- _What is needed_:
Among the entries below, find the lines holding "System" and copy them.

== Entries supplied

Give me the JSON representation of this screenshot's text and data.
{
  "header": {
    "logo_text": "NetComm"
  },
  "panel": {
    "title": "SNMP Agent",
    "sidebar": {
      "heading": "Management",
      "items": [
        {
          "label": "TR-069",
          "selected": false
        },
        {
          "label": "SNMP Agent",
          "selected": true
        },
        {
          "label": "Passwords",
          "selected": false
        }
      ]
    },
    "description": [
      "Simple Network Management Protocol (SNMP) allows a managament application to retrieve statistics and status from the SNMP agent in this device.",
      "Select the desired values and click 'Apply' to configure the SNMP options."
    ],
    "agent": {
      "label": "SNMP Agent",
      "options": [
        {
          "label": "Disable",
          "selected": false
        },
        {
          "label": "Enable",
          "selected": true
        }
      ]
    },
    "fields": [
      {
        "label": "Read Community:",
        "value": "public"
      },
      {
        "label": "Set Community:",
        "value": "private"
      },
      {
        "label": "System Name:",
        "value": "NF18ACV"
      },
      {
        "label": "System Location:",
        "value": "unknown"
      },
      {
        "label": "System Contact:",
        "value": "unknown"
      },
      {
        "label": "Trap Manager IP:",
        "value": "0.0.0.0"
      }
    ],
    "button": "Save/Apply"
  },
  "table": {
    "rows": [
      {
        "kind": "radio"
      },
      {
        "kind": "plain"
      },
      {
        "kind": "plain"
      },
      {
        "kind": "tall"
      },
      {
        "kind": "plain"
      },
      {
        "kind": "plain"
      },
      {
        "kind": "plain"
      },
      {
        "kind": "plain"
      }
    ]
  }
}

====

- _Your solution_:
        "label": "System Name:",
        "label": "System Location:",
        "label": "System Contact:",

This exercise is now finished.